While the strict rules and compiler can make this language time consuming, these costs are often quickly recovered thanks to the lack of time spent on debugging hard-to-find memory errors. In addition to this, the strong Rust community is very welcoming and helpful to newcomers, which helps further drive down the initial cost of learning the language.

Rust’s core memory paradigms also make implementing parallel systems very seamless. In fact, many major parallel methods flow very naturally from the core concepts of Rust. For example, locking a Mutex is just like the mutable borrow, and the concepts used for managing readers and writers in a parallelized database can be drawn from the overall system of borrowing where readers use shared borrows and the writers take mutable borrows.


While it is unlikely that larger companies will abandon their C and C++ code like MaidSafe has[4, 27:15] or Mozilla plans to[5], Rust has definitely found a strong starting point as a niche language that provides systems-level performance to groups that have stringent safety and correctness requirements.

Future discussion/direction

Rust is still quite a young language, with its first stable release less than two years ago, and while it has seen adoption by several major companies it still has a ways to go before reaches the mainstream. Rust’s use in production will likely continue to be a hot topic in the years to come.

 Project Poster

This project also required the submission of a final poster version: Download [pdf | 156kB]

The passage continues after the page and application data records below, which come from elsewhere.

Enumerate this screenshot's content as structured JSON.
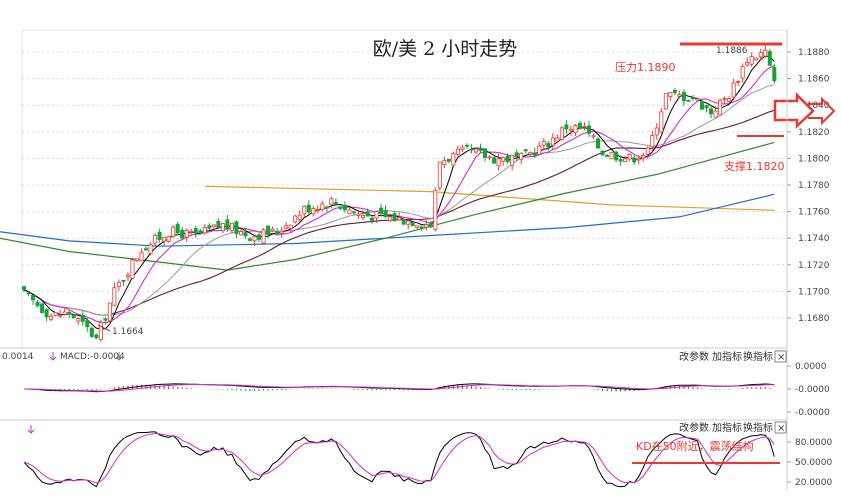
{
  "title": "欧/美 2 小时走势",
  "annotations": {
    "resistance_label": "压力1.1890",
    "support_label": "支撑1.1820",
    "high_label": "1.1886",
    "low_label": "1.1664",
    "kd_note": "KD在50附近，震荡结构"
  },
  "macd_panel": {
    "header_value": "0.0014",
    "header_macd": "MACD:-0.0004"
  },
  "panel_buttons": [
    "改参数",
    "加指标",
    "换指标",
    "×"
  ],
  "colors": {
    "up": "#e8382f",
    "down": "#15a336",
    "ma5": "#000000",
    "ma10": "#d02bd0",
    "ma20": "#9a9a9a",
    "ma60": "#6b1b2b",
    "ma120": "#2e8b2e",
    "ma200": "#1e6fd0",
    "ma_long": "#d9a22a",
    "annotation": "#e8382f"
  },
  "chart_data": [
    {
      "type": "candlestick",
      "title": "欧/美 2 小时走势",
      "y_ticks": [
        "1.1880",
        "1.1860",
        "1.1840",
        "1.1820",
        "1.1800",
        "1.1780",
        "1.1760",
        "1.1740",
        "1.1720",
        "1.1700",
        "1.1680"
      ],
      "y_range": [
        1.166,
        1.1895
      ],
      "resistance": 1.189,
      "support": 1.182,
      "period_high": 1.1886,
      "period_low": 1.1664,
      "anchors": [
        [
          0,
          1.1698
        ],
        [
          6,
          1.1682
        ],
        [
          10,
          1.1684
        ],
        [
          14,
          1.1672
        ],
        [
          16,
          1.1664
        ],
        [
          20,
          1.17
        ],
        [
          26,
          1.1732
        ],
        [
          32,
          1.1745
        ],
        [
          38,
          1.1742
        ],
        [
          44,
          1.175
        ],
        [
          50,
          1.1742
        ],
        [
          56,
          1.1745
        ],
        [
          62,
          1.1762
        ],
        [
          68,
          1.1768
        ],
        [
          74,
          1.1758
        ],
        [
          80,
          1.1756
        ],
        [
          88,
          1.1752
        ],
        [
          90,
          1.175
        ],
        [
          92,
          1.1798
        ],
        [
          98,
          1.1806
        ],
        [
          104,
          1.18
        ],
        [
          110,
          1.18
        ],
        [
          116,
          1.1812
        ],
        [
          120,
          1.1824
        ],
        [
          124,
          1.1822
        ],
        [
          128,
          1.1805
        ],
        [
          134,
          1.18
        ],
        [
          138,
          1.1805
        ],
        [
          142,
          1.1848
        ],
        [
          148,
          1.1846
        ],
        [
          152,
          1.1835
        ],
        [
          156,
          1.1848
        ],
        [
          160,
          1.1875
        ],
        [
          164,
          1.188
        ],
        [
          166,
          1.1856
        ]
      ],
      "ma_lines": [
        {
          "key": "ma_long",
          "points": [
            [
              40,
              1.1779
            ],
            [
              90,
              1.1775
            ],
            [
              130,
              1.1765
            ],
            [
              166,
              1.1761
            ]
          ]
        },
        {
          "key": "ma200",
          "points": [
            [
              -10,
              1.1747
            ],
            [
              10,
              1.1738
            ],
            [
              30,
              1.1734
            ],
            [
              60,
              1.1736
            ],
            [
              90,
              1.1742
            ],
            [
              120,
              1.1748
            ],
            [
              145,
              1.1756
            ],
            [
              166,
              1.1773
            ]
          ]
        },
        {
          "key": "ma120",
          "points": [
            [
              -10,
              1.1743
            ],
            [
              10,
              1.173
            ],
            [
              30,
              1.1722
            ],
            [
              45,
              1.1716
            ],
            [
              60,
              1.1724
            ],
            [
              80,
              1.174
            ],
            [
              100,
              1.1758
            ],
            [
              120,
              1.1774
            ],
            [
              140,
              1.1788
            ],
            [
              166,
              1.1812
            ]
          ]
        }
      ]
    },
    {
      "type": "macd",
      "y_ticks": [
        "0.0000",
        "-0.0000",
        "-0.0000"
      ],
      "y_range": [
        -0.003,
        0.003
      ]
    },
    {
      "type": "kd",
      "y_ticks": [
        "80.0000",
        "50.0000",
        "20.0000"
      ],
      "y_range": [
        0,
        100
      ],
      "reference_level": 50
    }
  ]
}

  1. The Rust Programming Language.” Official Rust Documentation. 22 Nov 2016.
  2. Turon, Aaron, Niko Matsakis. Opening Keynote. RustConf 2016. 10 Sep 2016.
  3. Turon, Aaron. “The Rust Programming Language.” Colloquium on Computer Systems Seminar Series. Stanford University. 11 Mar 2015.
  4. Klabnik, Steve. “Rust in Production.” Philly ETE. 12 Apr 2016.
  5. Herman, Dave. “Shipping Rust in Firefox.” Mozilla Hacks. 12 Jul 2016.
  6. Saeta, Brennan. “Rust & Docker in production @ Coursera.” Building Coursera. 7 Jul 2016.
  7. Katz, Yehuda. “Rust Means Never Having to Close a Socket.” Blog. 7 Oct 2014.